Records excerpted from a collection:
•••
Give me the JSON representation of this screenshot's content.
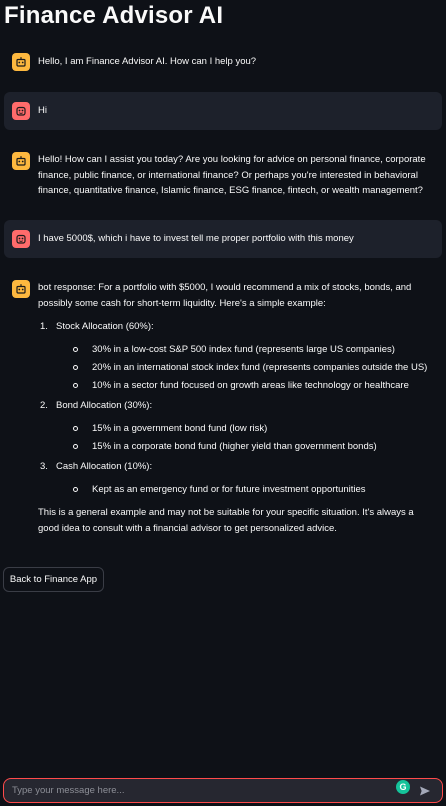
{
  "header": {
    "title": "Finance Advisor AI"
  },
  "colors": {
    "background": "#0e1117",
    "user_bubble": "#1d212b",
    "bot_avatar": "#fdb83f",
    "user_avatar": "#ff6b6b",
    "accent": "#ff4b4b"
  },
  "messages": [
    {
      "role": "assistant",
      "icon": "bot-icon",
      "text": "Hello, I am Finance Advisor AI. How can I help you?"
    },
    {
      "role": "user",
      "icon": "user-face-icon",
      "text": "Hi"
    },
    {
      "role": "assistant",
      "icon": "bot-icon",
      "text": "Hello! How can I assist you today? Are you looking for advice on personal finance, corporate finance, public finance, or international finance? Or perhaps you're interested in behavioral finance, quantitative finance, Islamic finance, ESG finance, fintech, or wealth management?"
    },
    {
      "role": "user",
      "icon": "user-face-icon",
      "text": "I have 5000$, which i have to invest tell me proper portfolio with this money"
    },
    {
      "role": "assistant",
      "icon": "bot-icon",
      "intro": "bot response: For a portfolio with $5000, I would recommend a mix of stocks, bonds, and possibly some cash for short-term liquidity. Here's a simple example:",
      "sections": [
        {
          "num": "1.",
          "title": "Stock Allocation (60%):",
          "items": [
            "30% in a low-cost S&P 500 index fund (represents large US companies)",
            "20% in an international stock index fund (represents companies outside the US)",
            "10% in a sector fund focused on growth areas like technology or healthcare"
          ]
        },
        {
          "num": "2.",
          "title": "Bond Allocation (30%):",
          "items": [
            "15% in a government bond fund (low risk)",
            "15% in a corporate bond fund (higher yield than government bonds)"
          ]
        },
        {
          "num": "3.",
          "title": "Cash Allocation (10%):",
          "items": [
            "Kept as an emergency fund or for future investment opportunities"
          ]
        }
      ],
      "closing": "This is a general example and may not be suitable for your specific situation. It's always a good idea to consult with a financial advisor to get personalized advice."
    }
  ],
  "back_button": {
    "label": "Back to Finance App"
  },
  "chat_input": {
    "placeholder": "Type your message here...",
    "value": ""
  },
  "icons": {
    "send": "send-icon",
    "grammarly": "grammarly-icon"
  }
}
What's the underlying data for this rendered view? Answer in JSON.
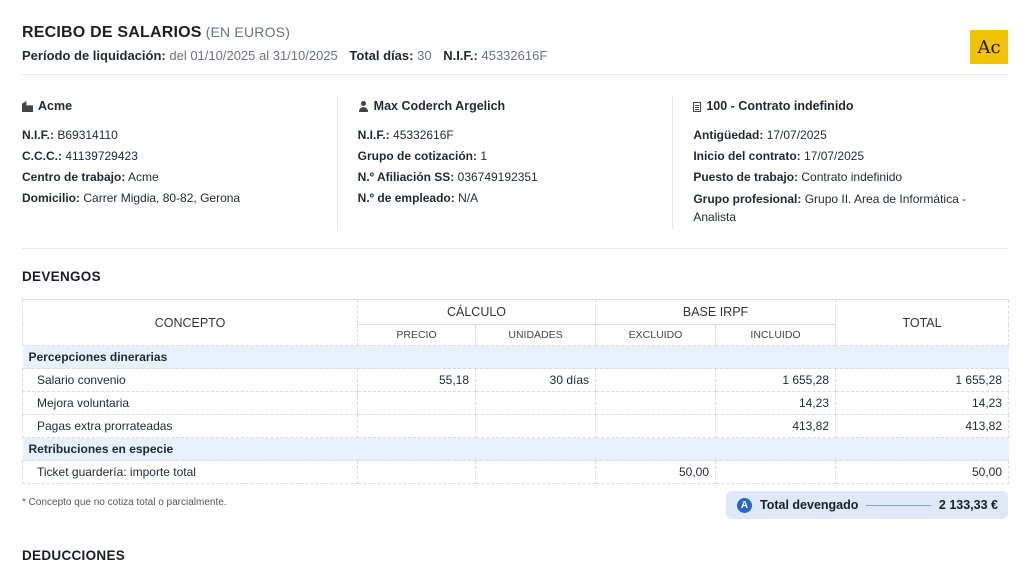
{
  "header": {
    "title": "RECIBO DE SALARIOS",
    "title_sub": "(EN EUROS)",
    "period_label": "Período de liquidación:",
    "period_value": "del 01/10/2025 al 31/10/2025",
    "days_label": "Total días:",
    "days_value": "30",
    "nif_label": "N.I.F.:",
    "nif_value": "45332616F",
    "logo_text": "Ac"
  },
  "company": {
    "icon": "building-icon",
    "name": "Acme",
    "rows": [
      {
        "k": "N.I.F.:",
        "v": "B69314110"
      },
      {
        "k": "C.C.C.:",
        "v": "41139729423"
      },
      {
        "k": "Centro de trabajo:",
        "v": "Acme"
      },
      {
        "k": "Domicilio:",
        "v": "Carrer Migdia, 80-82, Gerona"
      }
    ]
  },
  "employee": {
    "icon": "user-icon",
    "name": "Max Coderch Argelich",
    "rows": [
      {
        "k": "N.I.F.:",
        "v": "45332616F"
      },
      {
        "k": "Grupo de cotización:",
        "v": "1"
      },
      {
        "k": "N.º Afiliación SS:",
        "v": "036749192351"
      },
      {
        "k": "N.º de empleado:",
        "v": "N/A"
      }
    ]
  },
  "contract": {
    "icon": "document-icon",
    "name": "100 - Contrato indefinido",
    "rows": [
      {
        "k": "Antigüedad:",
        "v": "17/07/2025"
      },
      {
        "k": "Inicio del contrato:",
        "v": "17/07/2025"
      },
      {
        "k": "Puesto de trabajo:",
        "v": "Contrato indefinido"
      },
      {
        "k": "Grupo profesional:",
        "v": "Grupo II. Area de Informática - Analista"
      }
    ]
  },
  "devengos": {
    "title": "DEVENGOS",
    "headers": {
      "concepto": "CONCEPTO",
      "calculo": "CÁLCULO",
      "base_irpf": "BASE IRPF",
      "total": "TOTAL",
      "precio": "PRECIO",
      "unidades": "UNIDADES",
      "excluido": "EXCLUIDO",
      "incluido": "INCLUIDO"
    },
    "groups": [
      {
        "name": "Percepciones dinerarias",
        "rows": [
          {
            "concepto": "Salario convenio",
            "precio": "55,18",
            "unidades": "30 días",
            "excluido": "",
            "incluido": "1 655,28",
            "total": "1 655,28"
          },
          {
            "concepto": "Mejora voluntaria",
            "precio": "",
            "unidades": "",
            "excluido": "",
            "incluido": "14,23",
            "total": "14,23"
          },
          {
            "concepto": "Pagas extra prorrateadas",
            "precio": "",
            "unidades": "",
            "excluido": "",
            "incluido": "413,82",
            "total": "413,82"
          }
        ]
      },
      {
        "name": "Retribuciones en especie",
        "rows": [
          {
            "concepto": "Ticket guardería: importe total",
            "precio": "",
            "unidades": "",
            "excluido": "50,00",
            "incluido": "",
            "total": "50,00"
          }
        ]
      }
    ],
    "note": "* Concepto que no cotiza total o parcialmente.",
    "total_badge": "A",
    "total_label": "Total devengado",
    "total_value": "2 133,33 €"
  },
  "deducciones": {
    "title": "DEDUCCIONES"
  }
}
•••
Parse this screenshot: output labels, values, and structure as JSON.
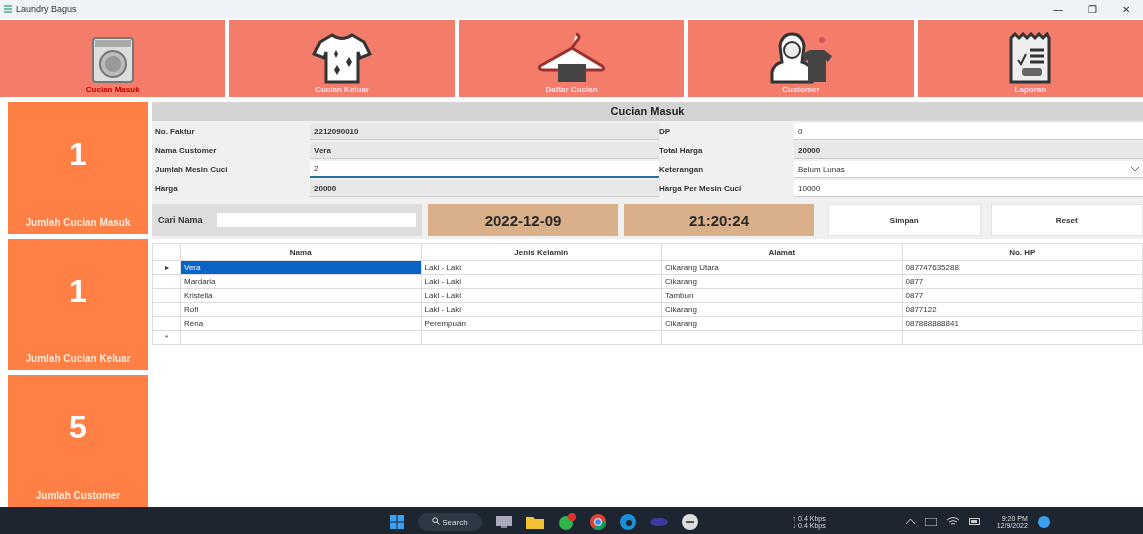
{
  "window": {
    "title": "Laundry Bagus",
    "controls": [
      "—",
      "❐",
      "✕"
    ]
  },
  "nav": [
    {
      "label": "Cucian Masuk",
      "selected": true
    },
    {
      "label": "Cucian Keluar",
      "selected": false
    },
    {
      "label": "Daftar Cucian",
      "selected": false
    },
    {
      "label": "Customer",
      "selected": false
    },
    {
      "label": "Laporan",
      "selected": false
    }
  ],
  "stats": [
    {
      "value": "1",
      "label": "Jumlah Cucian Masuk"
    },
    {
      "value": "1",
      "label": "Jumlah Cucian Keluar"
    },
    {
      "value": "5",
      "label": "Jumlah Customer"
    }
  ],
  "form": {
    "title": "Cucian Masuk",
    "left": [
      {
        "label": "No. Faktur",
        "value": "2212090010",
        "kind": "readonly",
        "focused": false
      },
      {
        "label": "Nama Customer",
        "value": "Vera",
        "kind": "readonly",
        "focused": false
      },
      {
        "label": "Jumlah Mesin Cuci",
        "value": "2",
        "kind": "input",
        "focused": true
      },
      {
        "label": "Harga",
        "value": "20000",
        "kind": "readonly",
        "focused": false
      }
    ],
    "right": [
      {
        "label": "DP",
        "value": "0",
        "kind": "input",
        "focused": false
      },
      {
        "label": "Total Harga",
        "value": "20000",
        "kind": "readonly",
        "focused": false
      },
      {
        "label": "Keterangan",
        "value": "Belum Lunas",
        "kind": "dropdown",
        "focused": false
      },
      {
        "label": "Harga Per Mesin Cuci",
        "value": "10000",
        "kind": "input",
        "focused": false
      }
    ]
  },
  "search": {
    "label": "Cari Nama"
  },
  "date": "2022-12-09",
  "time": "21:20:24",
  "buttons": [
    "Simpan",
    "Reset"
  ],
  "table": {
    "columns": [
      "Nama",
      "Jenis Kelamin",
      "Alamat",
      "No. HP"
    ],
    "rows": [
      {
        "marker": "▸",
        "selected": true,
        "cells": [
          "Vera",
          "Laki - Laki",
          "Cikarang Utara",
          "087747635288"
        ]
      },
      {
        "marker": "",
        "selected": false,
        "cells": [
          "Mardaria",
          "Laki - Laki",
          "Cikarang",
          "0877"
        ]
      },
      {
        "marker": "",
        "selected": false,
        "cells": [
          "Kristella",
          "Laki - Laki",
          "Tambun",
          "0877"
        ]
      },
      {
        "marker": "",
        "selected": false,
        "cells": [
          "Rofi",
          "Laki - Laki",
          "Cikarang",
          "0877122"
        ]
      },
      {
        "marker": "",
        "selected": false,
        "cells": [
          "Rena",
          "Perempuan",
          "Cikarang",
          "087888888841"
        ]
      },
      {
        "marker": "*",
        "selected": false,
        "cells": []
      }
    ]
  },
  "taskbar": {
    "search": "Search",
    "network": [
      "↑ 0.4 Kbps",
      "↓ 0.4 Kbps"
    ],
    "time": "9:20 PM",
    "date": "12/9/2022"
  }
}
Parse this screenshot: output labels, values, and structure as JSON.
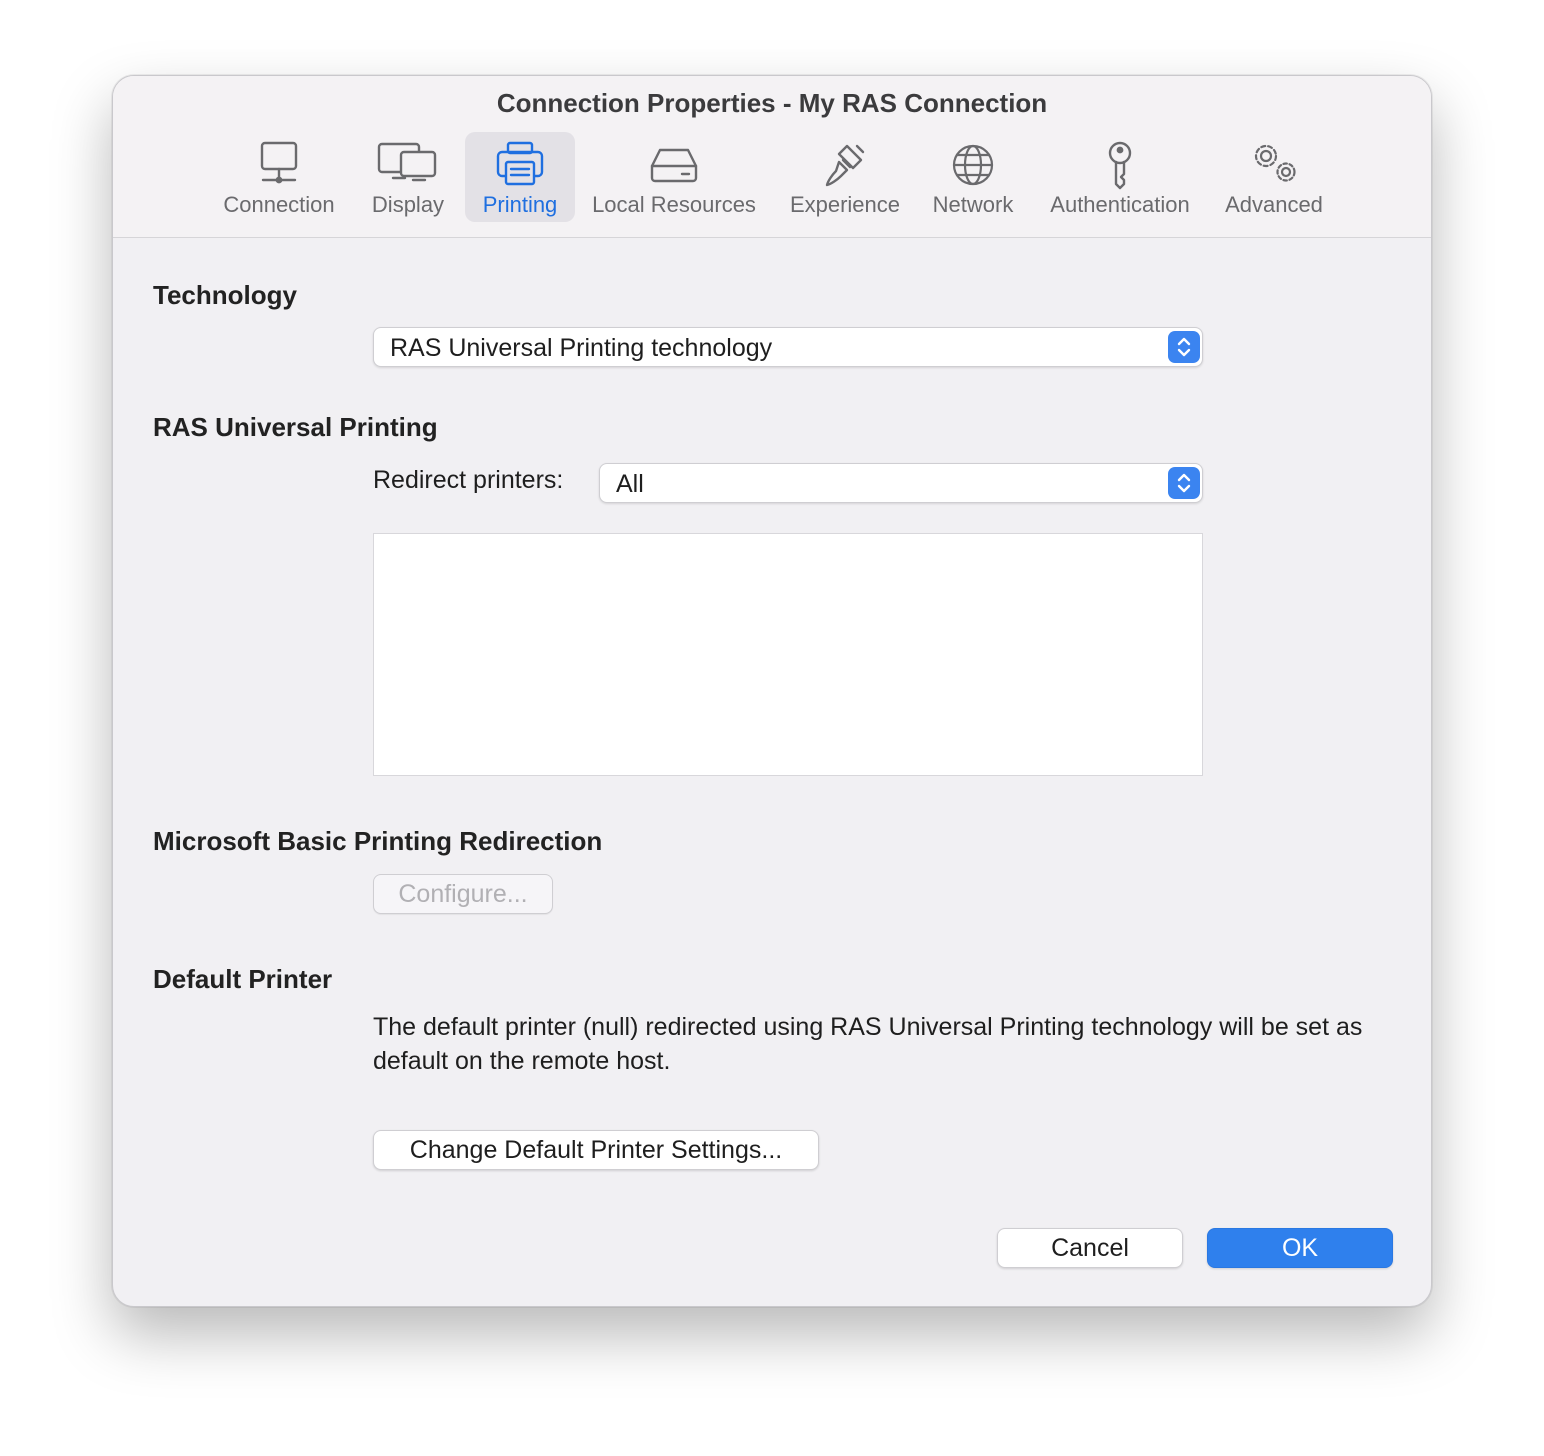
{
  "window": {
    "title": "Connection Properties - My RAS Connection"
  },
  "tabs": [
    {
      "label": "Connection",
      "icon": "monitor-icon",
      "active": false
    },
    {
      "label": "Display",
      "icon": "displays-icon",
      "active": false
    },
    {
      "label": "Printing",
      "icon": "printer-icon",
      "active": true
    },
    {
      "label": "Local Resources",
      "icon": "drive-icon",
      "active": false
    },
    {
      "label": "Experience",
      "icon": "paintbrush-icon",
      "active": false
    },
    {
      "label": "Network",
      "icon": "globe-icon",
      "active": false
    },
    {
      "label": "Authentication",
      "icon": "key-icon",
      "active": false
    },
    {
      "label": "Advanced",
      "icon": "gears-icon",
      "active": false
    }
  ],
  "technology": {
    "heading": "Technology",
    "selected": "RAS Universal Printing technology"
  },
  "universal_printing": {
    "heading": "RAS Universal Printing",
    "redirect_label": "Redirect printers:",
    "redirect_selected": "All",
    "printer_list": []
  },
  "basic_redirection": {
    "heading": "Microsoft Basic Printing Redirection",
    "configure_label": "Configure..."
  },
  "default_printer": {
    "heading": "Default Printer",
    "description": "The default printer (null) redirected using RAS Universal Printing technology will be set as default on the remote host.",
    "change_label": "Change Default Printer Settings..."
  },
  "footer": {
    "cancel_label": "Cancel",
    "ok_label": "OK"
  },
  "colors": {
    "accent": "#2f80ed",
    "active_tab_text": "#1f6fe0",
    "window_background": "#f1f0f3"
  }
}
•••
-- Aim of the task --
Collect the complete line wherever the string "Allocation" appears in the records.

-- Response below --
          "title": "Stock Allocation (60%):",
          "title": "Bond Allocation (30%):",
          "title": "Cash Allocation (10%):",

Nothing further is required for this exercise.